COLIN STEELE OUINTET
Henry’s Jazz Cellar, Edinburgh, Thurs 17—Sat 19 Jun; Tron Theatre, Glasgow, Sun 20 Jun.
A skilled ioumeyman
48 THE LIST 10—24 Jun 2004
The Colin Steele Quintet are one of the three bands in contention for the Best Album prize at the BBC Jazz Awards this year (the various winners will be announced in a ceremony in London on 29 July). The nominations in the album category are voted by the public rather than just the panel of specialists. and they represent another resounding testament to the Qualities of this band.
The nominated disc. The Journey Home, was issued last year on Caber. and is the Quintet's second album. It proved to be a further step forward from Colin's long- awaited debut. Twilight Dreams (2002). In the earlier disc. he had included two or three tracks with a distinctly Scottish tinge in the melodies. and he chose to fOCus much more directly on that direction in The Journey Home.
‘The Scottish folk influence is something I have been interested in for a long time. as
many of us are up here. I felt that was as strong an influence on me as the American jazz one. The last two or three songs I wrote for Twi/ight Dreams seemed to be the key tunes on the album. but they were also the simplest. I felt they might have been slagged off just because they were so simple. but they went down well. and they seemed to represent a slightly different voice that I was developing.
'When yOu have very complex chord sequences. you tend to have to follow them very closely. while the more modal approach has more freedom. I tend to hear things quite simply. and melody is paramount to me. I don't write at the piano: it‘s all done in my head. and | only work in some more chords at the end. I like that simplicity. and the musicians seem to thrive on it. although they always complain that there isn't enough there when I first bring them in.‘ (Kenny Mathieson)
1 They’ve got some famous friends Trent Reznor. Bob Mould an Idlewild are all fans of the Seattle three-piece. while the Flaming Lips' Wayne Coyne helped mix their excellent fourth album, Good News For People Who Love Bad News. out next month.
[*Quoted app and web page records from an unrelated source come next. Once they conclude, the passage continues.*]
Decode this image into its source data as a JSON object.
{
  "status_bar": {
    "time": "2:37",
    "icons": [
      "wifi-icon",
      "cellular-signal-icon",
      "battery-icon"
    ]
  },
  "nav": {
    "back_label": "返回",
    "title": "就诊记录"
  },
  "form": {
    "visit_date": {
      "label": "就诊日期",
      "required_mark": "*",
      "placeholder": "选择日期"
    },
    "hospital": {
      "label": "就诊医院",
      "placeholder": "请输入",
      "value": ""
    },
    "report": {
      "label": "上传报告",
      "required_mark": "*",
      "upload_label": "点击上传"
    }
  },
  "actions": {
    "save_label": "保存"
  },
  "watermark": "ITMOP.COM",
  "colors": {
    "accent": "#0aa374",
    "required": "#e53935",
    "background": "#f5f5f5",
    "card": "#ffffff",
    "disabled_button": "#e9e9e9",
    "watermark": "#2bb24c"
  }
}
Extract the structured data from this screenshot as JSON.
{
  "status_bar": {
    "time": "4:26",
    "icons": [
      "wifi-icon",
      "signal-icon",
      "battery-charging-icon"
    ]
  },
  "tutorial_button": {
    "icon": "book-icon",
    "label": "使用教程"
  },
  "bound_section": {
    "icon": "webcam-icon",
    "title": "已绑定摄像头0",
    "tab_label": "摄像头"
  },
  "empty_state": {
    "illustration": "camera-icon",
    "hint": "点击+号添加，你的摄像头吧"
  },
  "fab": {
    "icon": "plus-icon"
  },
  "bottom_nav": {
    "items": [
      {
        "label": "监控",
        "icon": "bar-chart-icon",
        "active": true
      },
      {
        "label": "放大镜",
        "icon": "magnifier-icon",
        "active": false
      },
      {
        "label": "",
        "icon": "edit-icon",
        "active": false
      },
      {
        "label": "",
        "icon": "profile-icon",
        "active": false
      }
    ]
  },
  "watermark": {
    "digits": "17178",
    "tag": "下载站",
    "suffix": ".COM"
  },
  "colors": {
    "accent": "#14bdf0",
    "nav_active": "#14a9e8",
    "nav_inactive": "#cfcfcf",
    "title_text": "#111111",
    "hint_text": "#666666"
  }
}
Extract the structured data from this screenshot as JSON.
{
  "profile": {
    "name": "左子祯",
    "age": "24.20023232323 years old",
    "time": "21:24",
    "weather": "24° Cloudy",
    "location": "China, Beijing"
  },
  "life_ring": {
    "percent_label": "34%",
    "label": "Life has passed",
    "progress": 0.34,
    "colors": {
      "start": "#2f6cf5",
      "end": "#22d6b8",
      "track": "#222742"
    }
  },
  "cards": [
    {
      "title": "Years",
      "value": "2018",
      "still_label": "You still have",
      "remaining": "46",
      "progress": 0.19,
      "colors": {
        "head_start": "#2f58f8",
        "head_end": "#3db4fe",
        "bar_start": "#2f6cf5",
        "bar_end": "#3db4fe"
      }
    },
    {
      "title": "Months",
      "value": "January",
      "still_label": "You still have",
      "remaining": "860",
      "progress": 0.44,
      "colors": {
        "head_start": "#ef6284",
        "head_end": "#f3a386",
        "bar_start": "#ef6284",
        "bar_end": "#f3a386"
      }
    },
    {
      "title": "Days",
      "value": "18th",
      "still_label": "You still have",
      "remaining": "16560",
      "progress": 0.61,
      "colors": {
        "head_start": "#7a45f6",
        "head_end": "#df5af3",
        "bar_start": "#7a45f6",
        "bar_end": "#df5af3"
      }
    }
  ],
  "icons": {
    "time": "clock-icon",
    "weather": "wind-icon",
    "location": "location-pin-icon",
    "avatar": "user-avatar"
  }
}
Isaac Brock formed the band in the early 90s. and the current line-up features Brock (guitar and vocals), Eric Judy (bass) and Dan Galucci (guitar and keys).
2 They sound naggingly familiar Modest Mouse's Ieftfield indie pop has attracted comparisons to the Flaming Lips, Pavement. Gang of Four. Neil Young and the Muppets. ‘Reponers are always asking me if I care when I get compared to the Pixies or Built to Spill.‘ said Brock on the back of US breakthrough album. The Lonesome Crowded West. ‘What am I supposed to say? "That pisses me off. man. I hate that shit?" I don’t give a damn. They can compare me to Sade and Prince for all I care.‘
3 They’ve attracted controversy No wallflowers. this lot. Extensive narcotics consumption has frequently hampered their performances. licensing their tracks to commercials pissed off their more righteous fans. and Brock had his jaw broken while touring in Chicago. The singer was imprisoned for a week and a half as a fugitive on a return trip from Canada, and was accused of rape in 1999 (the allegation was later withdrawn).
4 The new stuff’s great New single ‘Float On' is a driving. insistent fusion of jangling guitars. bouncing bass and shimmering melodies that sees Brock singing 'I backed my car into a cop car the other day/ Well he just drove off. sometimes life's OK.’ like a man who's just discovered sunshine. Its parent album is a brilliant mix of merriment and melancholy. packed with leftfield gems.
5 They’re cheering up ‘l'm trying to think more positively about shit.’ Brock opinioned earlier this year. ‘It's a bummer, being bleak about everything.‘ (James Smart)
I King Tut's, Glasgow, Wed 23 Jun.